  • In 2015, 42 percent of reviews were conducted for industries in the Manufacturing Sector; 32 percent in the Finance, Information, and Services Sector; 18 percent in the Mining, Utilities, and Construction Sector; and 8 percent in the Wholesale Trade, Retail Trade, and Transportation Sector.
  • For the fourth consecutive year, China led foreign countries in the number of CFIUS reviews, with 29 conducted in 2015. Over the three-year period from 2013 to 2015, Chinese investment in U.S. companies underwent 74 CFIUS reviews; the next closest country was Canada with 49 reviews, followed by the United Kingdom with 47 reviews.
  • While the majority of reviews conclude with approval by CFIUS, in 2015 the parties to 11 transactions had to agree to and adopt mitigation measures to address foreign ownership concerns and to remove any national security risks. This included establishing specific security protocols, notifying customers of foreign ownership, assuring the U.S. government of continued supply of goods or services and, in at least one instance, excluding sensitive assets from the transaction.
  • Finally, the annual report must highlight any “perceived adverse effects” of transactions reviewed by CFIUS, and the 2015 report for the first time indicates there could be national security concerns regarding potential acquisitions of U.S. companies that hold “substantial pools of potentially sensitive data about U.S. persons and businesses that … could be in any number of sectors, including, for example, the insurance sectors, health services, and technology services.”

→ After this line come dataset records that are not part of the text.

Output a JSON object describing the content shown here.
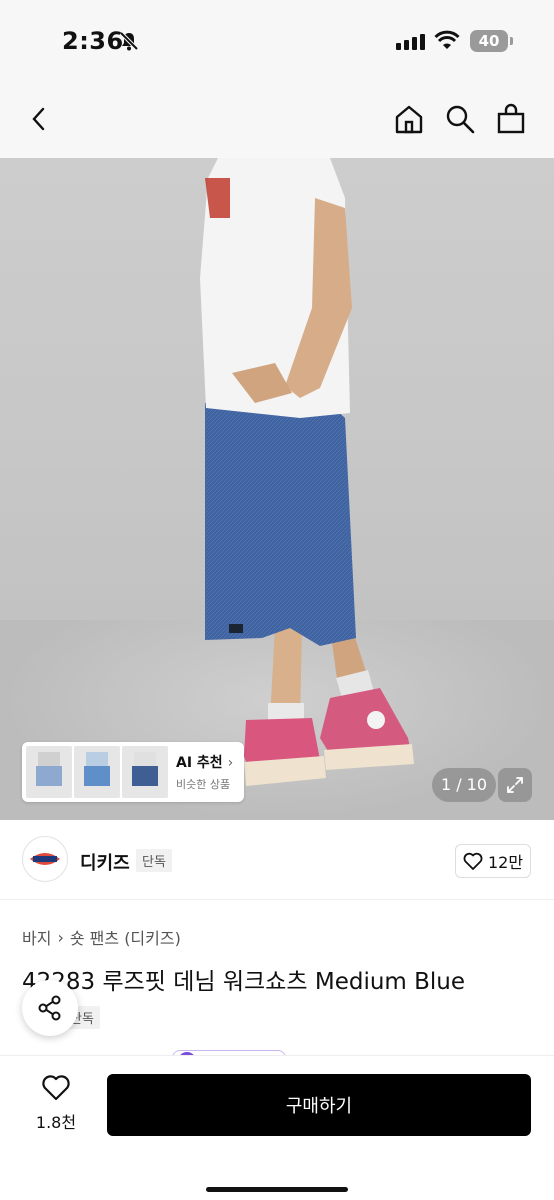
{
  "status_bar": {
    "time": "2:36",
    "battery": "40",
    "icons": [
      "bell-muted-icon",
      "signal-icon",
      "wifi-icon",
      "battery-icon"
    ]
  },
  "nav": {
    "icons": [
      "back-icon",
      "home-icon",
      "search-icon",
      "shopping-bag-icon"
    ]
  },
  "hero": {
    "page_indicator": "1 / 10",
    "ai_card": {
      "title": "AI 추천",
      "subtitle": "비슷한 상품"
    }
  },
  "brand": {
    "name": "디키즈",
    "tag": "단독",
    "likes": "12만"
  },
  "product": {
    "breadcrumb": [
      "바지",
      "숏 팬츠 (디키즈)"
    ],
    "title": "42283 루즈핏 데님 워크쇼츠 Medium Blue",
    "tag": "단독"
  },
  "bottom": {
    "wish_count": "1.8천",
    "buy_label": "구매하기"
  },
  "colors": {
    "accent": "#000000",
    "denim": "#3f63a0",
    "pink": "#d9577f",
    "purple": "#7b4ddb"
  }
}
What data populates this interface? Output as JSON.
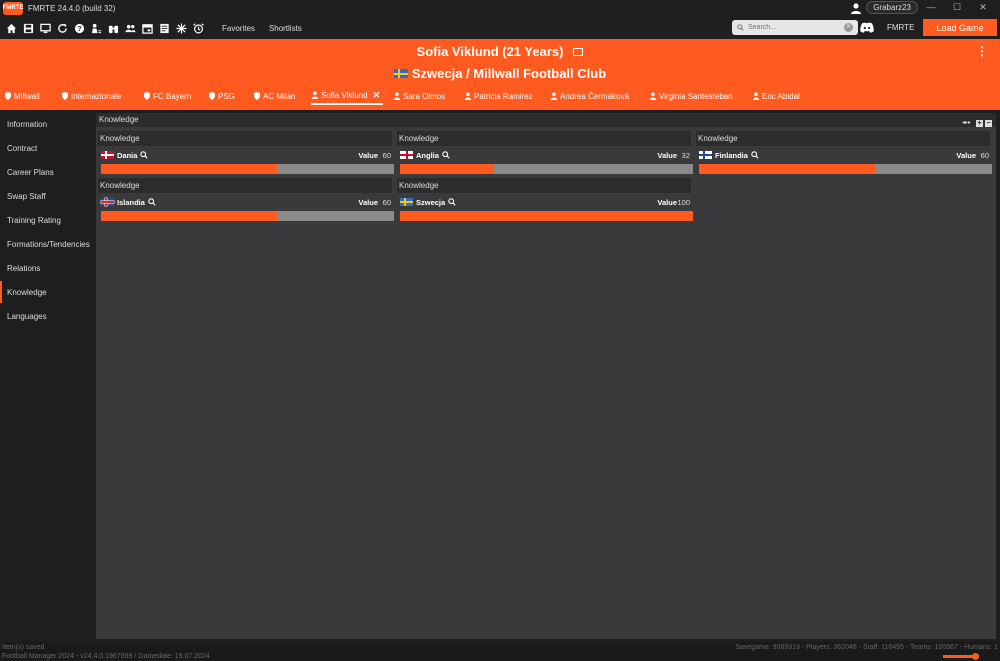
{
  "app": {
    "title": "FMRTE 24.4.0 (build 32)",
    "logo_text": "FMRTE",
    "username": "Grabarz23",
    "window_controls": [
      "—",
      "☐",
      "✕"
    ]
  },
  "toolbar": {
    "icons": [
      "home-icon",
      "save-icon",
      "monitor-icon",
      "refresh-icon",
      "help-icon",
      "person-search-icon",
      "binoculars-icon",
      "people-icon",
      "calendar-icon",
      "notes-icon",
      "snowflake-icon",
      "alarm-icon"
    ],
    "favorites_label": "Favorites",
    "shortlists_label": "Shortlists",
    "search_placeholder": "Search...",
    "search_clear": "✕",
    "fmrte_label": "FMRTE",
    "load_button": "Load Game"
  },
  "header": {
    "player_title": "Sofia Viklund (21 Years)",
    "club_title": "Szwecja / Millwall Football Club",
    "kebab": "⋮",
    "tabs": [
      {
        "label": "Millwall",
        "icon": "shield-icon",
        "active": false
      },
      {
        "label": "Internazionale",
        "icon": "shield-icon",
        "active": false
      },
      {
        "label": "FC Bayern",
        "icon": "shield-icon",
        "active": false
      },
      {
        "label": "PSG",
        "icon": "shield-icon",
        "active": false
      },
      {
        "label": "AC Milan",
        "icon": "shield-icon",
        "active": false
      },
      {
        "label": "Sofia Viklund",
        "icon": "person-icon",
        "active": true,
        "close": "✕"
      },
      {
        "label": "Sara Olmos",
        "icon": "person-icon",
        "active": false
      },
      {
        "label": "Patricia Ramirez",
        "icon": "person-icon",
        "active": false
      },
      {
        "label": "Andrea Čermáková",
        "icon": "person-icon",
        "active": false
      },
      {
        "label": "Virginia Santesteban",
        "icon": "person-icon",
        "active": false
      },
      {
        "label": "Eric Abidal",
        "icon": "person-icon",
        "active": false
      }
    ]
  },
  "sidebar": {
    "items": [
      {
        "label": "Information",
        "active": false
      },
      {
        "label": "Contract",
        "active": false
      },
      {
        "label": "Career Plans",
        "active": false
      },
      {
        "label": "Swap Staff",
        "active": false
      },
      {
        "label": "Training Rating",
        "active": false
      },
      {
        "label": "Formations/Tendencies",
        "active": false
      },
      {
        "label": "Relations",
        "active": false
      },
      {
        "label": "Knowledge",
        "active": true
      },
      {
        "label": "Languages",
        "active": false
      }
    ]
  },
  "panel": {
    "title": "Knowledge",
    "controls": {
      "arrows": "◂▸▸",
      "add": "+",
      "remove": "−"
    }
  },
  "knowledge_cards": [
    {
      "heading": "Knowledge",
      "country": "Dania",
      "flag": "denmark",
      "value_label": "Value",
      "value": 60
    },
    {
      "heading": "Knowledge",
      "country": "Anglia",
      "flag": "england",
      "value_label": "Value",
      "value": 32
    },
    {
      "heading": "Knowledge",
      "country": "Finlandia",
      "flag": "finland",
      "value_label": "Value",
      "value": 60
    },
    {
      "heading": "Knowledge",
      "country": "Islandia",
      "flag": "iceland",
      "value_label": "Value",
      "value": 60
    },
    {
      "heading": "Knowledge",
      "country": "Szwecja",
      "flag": "sweden",
      "value_label": "Value",
      "value": 100
    }
  ],
  "value_max": 100,
  "status": {
    "left_line1": "Item(s) saved",
    "left_line2": "Football Manager 2024 - v24.4.0.1967899 / Gamedate: 19.07.2024",
    "right": "Savegame: 9089319 - Players: 362048 - Staff: 116495 - Teams: 100567 - Humans: 1"
  },
  "colors": {
    "accent": "#ff5a1f",
    "bar_empty": "#8a8a8a",
    "background": "#1e1e1e",
    "content": "#3a3a3c"
  }
}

While not stated in the report, the statistics reveal that in 2015, there was an increase in the length of time a transaction remained active and under review before CFIUS. By law, CFIUS must complete reviews within 90 days; however, historically, most transaction reviews have been concluded within the initial 30-day review period. The 2015 data indicate that nearly half of the 143 transactions went into the more formal 45-day investigation period. With continued pressure from Congress over the national security implications of foreign investment in certain segments of the U.S. economy, and calls for further reforms and updates to the relevant CFIUS statutes and regulations, longer review periods are likely to become common.